(Interface dataset entries)
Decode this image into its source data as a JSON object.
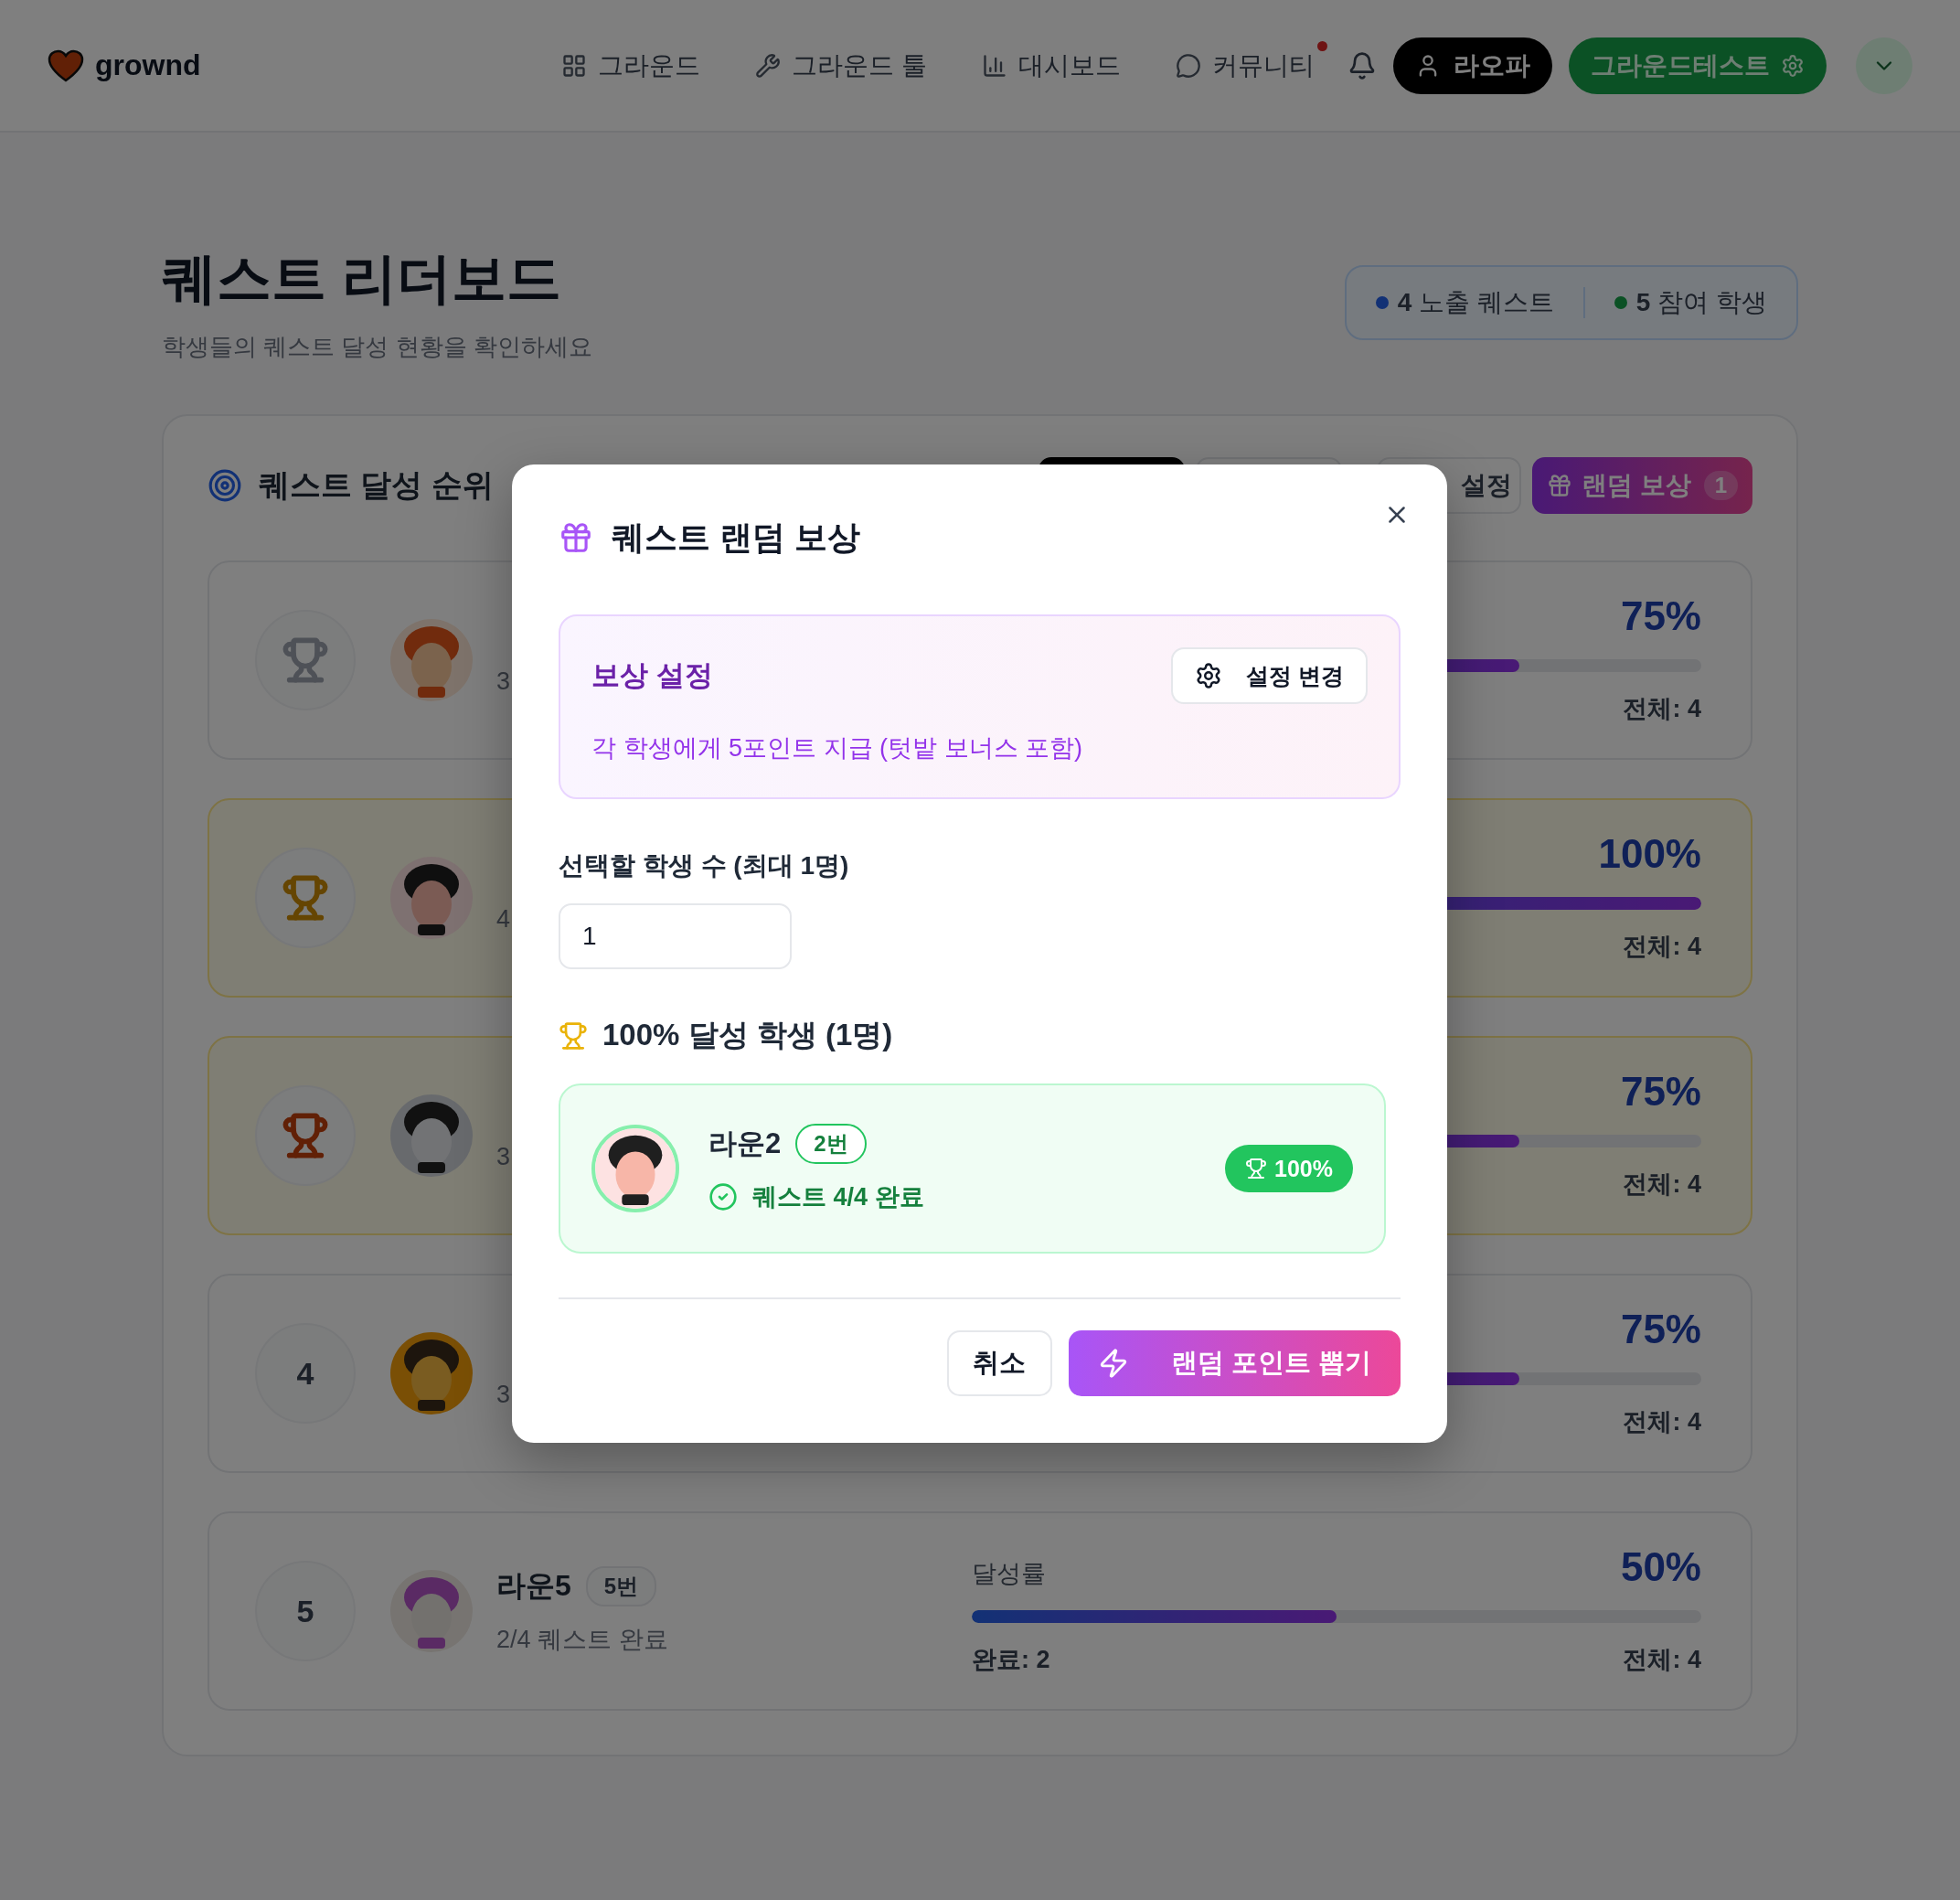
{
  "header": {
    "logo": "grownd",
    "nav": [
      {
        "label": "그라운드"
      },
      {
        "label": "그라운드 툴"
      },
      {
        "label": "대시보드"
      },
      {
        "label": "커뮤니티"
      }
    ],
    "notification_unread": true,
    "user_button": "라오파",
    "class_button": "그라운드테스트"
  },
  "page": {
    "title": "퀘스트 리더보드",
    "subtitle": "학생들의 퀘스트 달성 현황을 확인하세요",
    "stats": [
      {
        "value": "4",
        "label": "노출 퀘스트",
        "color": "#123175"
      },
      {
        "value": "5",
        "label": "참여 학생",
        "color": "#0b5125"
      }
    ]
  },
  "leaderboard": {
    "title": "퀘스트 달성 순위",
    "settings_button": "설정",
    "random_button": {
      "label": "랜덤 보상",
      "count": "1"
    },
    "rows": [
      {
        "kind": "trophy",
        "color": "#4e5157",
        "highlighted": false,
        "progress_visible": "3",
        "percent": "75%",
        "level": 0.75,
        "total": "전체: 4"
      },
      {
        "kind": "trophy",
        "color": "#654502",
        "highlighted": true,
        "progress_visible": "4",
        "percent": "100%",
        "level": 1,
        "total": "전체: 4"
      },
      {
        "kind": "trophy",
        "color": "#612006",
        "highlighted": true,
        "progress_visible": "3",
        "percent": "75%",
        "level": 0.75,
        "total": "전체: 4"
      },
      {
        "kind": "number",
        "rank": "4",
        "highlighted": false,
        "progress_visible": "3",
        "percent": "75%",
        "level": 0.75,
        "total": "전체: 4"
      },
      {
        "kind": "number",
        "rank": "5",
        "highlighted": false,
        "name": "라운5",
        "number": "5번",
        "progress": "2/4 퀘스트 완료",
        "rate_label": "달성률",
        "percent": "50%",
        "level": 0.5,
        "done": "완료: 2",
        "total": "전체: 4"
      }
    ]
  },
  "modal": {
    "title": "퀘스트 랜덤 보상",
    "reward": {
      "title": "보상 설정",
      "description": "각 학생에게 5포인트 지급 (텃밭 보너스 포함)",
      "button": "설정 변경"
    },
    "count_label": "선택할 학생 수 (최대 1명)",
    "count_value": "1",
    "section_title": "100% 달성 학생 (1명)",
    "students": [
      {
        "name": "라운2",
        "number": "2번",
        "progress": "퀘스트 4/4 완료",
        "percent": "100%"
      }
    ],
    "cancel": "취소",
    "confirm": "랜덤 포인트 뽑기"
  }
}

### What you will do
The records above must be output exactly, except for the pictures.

### Response to the exercise
Decode this image into its source data as a JSON object.
{
  "header": {
    "logo": "grownd",
    "nav": [
      {
        "label": "그라운드"
      },
      {
        "label": "그라운드 툴"
      },
      {
        "label": "대시보드"
      },
      {
        "label": "커뮤니티"
      }
    ],
    "notification_unread": true,
    "user_button": "라오파",
    "class_button": "그라운드테스트"
  },
  "page": {
    "title": "퀘스트 리더보드",
    "subtitle": "학생들의 퀘스트 달성 현황을 확인하세요",
    "stats": [
      {
        "value": "4",
        "label": "노출 퀘스트",
        "color": "#123175"
      },
      {
        "value": "5",
        "label": "참여 학생",
        "color": "#0b5125"
      }
    ]
  },
  "leaderboard": {
    "title": "퀘스트 달성 순위",
    "settings_button": "설정",
    "random_button": {
      "label": "랜덤 보상",
      "count": "1"
    },
    "rows": [
      {
        "kind": "trophy",
        "color": "#4e5157",
        "highlighted": false,
        "progress_visible": "3",
        "percent": "75%",
        "level": 0.75,
        "total": "전체: 4"
      },
      {
        "kind": "trophy",
        "color": "#654502",
        "highlighted": true,
        "progress_visible": "4",
        "percent": "100%",
        "level": 1,
        "total": "전체: 4"
      },
      {
        "kind": "trophy",
        "color": "#612006",
        "highlighted": true,
        "progress_visible": "3",
        "percent": "75%",
        "level": 0.75,
        "total": "전체: 4"
      },
      {
        "kind": "number",
        "rank": "4",
        "highlighted": false,
        "progress_visible": "3",
        "percent": "75%",
        "level": 0.75,
        "total": "전체: 4"
      },
      {
        "kind": "number",
        "rank": "5",
        "highlighted": false,
        "name": "라운5",
        "number": "5번",
        "progress": "2/4 퀘스트 완료",
        "rate_label": "달성률",
        "percent": "50%",
        "level": 0.5,
        "done": "완료: 2",
        "total": "전체: 4"
      }
    ]
  },
  "modal": {
    "title": "퀘스트 랜덤 보상",
    "reward": {
      "title": "보상 설정",
      "description": "각 학생에게 5포인트 지급 (텃밭 보너스 포함)",
      "button": "설정 변경"
    },
    "count_label": "선택할 학생 수 (최대 1명)",
    "count_value": "1",
    "section_title": "100% 달성 학생 (1명)",
    "students": [
      {
        "name": "라운2",
        "number": "2번",
        "progress": "퀘스트 4/4 완료",
        "percent": "100%"
      }
    ],
    "cancel": "취소",
    "confirm": "랜덤 포인트 뽑기"
  }
}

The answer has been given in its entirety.